* **WHAT TO WORK ON**
Look through the material below. Copy every line with the string "wrapper" in it.

* **EXTRACTED MATERIAL**
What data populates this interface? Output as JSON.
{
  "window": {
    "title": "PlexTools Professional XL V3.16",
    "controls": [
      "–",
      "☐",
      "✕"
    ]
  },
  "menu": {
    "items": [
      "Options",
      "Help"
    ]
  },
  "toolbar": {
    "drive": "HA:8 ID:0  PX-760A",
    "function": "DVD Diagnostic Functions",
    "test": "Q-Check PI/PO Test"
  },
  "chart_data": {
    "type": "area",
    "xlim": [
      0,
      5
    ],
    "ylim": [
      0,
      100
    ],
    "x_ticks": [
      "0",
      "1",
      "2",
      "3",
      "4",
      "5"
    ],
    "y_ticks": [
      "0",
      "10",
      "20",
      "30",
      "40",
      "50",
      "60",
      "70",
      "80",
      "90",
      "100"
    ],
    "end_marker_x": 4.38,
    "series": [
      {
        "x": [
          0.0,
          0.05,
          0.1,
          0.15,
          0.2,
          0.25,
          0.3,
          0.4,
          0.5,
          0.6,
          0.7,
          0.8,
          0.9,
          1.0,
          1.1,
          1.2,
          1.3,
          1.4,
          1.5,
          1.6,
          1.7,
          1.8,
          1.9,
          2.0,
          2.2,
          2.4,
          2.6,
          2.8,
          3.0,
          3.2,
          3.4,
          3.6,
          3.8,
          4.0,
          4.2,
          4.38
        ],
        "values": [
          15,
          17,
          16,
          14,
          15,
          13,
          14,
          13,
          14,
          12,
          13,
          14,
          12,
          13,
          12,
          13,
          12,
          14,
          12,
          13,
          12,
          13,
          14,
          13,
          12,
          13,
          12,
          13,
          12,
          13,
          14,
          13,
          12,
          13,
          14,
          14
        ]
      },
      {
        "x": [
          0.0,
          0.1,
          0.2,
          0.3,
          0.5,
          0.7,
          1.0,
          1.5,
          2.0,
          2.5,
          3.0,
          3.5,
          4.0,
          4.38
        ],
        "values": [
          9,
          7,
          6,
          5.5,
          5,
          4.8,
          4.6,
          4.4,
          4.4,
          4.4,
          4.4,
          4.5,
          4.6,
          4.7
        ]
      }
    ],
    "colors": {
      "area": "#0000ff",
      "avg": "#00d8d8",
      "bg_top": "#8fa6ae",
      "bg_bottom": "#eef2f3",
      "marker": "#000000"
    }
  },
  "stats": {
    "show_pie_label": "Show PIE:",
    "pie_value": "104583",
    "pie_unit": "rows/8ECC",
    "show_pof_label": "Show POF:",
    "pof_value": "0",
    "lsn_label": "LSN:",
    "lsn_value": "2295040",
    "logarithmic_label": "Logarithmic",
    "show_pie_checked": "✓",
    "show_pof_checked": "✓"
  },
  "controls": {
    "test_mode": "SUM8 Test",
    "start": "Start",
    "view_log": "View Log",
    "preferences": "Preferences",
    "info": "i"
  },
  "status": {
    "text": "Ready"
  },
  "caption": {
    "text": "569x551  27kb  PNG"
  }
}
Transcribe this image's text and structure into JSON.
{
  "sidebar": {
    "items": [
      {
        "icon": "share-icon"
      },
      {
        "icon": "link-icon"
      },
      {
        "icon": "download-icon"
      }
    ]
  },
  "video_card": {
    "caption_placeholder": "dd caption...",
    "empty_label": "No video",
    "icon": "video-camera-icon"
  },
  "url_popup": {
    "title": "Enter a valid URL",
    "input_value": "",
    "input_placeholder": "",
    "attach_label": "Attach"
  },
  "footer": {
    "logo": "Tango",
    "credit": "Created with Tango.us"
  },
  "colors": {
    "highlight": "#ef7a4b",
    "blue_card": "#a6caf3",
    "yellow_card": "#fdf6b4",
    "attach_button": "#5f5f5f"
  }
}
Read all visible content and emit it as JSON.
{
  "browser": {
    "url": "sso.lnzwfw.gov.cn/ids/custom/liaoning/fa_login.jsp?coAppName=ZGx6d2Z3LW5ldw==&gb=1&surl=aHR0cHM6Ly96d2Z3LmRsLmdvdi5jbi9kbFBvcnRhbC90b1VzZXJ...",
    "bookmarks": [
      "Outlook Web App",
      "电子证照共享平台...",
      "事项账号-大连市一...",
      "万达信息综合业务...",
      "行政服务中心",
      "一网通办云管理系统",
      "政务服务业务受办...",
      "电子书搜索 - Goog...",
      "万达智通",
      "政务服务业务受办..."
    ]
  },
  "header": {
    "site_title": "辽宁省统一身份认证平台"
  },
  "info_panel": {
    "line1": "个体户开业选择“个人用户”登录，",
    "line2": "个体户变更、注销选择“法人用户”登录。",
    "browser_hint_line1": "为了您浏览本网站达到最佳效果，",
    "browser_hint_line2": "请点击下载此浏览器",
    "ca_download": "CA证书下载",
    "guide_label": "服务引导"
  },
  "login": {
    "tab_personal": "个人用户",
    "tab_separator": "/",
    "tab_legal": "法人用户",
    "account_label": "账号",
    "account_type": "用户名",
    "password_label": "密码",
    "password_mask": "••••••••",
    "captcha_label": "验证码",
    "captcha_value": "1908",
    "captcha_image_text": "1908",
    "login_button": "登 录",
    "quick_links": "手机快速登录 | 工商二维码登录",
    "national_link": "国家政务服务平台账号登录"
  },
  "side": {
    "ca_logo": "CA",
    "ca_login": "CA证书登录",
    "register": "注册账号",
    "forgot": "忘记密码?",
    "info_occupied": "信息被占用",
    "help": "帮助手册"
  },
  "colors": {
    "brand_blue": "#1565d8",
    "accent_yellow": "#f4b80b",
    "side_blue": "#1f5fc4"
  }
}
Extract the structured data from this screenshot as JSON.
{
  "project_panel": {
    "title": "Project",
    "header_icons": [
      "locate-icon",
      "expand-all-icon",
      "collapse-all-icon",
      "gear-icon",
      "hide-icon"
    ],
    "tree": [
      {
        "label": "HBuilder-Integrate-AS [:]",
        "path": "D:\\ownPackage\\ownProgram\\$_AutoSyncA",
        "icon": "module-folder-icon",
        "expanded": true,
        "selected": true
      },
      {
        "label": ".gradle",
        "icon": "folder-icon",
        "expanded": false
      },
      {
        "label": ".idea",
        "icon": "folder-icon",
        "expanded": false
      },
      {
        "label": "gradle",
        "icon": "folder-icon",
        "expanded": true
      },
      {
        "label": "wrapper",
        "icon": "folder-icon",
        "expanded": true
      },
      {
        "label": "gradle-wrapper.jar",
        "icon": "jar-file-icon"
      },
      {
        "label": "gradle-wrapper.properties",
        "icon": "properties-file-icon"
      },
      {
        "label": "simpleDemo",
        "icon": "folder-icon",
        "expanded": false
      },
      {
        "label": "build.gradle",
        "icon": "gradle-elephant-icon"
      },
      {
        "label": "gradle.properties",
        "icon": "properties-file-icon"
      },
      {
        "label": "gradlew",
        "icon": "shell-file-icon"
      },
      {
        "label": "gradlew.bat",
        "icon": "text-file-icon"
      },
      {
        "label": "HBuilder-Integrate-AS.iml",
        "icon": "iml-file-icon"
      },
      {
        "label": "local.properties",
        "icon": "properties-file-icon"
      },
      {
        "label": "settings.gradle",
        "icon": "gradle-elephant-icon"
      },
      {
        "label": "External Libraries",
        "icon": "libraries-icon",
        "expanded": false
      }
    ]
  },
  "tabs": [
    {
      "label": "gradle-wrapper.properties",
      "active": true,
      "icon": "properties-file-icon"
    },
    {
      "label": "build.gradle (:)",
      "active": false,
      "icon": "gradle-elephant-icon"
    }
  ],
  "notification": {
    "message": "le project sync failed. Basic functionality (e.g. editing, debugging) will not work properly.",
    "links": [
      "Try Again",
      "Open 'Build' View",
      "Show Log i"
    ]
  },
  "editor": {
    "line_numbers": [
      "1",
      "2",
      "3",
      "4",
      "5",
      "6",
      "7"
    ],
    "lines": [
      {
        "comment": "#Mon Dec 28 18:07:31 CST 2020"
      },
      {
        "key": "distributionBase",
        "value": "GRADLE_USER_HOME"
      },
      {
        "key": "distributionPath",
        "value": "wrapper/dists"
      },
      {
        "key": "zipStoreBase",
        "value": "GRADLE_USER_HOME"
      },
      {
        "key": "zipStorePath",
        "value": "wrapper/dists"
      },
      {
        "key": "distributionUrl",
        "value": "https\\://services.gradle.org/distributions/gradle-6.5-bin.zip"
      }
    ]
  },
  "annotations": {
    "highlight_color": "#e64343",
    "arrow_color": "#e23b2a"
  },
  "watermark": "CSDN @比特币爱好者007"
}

* **ANSWER TO THE EXERCISE**
        "label": "wrapper",
        "label": "gradle-wrapper.jar",
        "label": "gradle-wrapper.properties",
      "label": "gradle-wrapper.properties",
        "value": "wrapper/dists"
        "value": "wrapper/dists"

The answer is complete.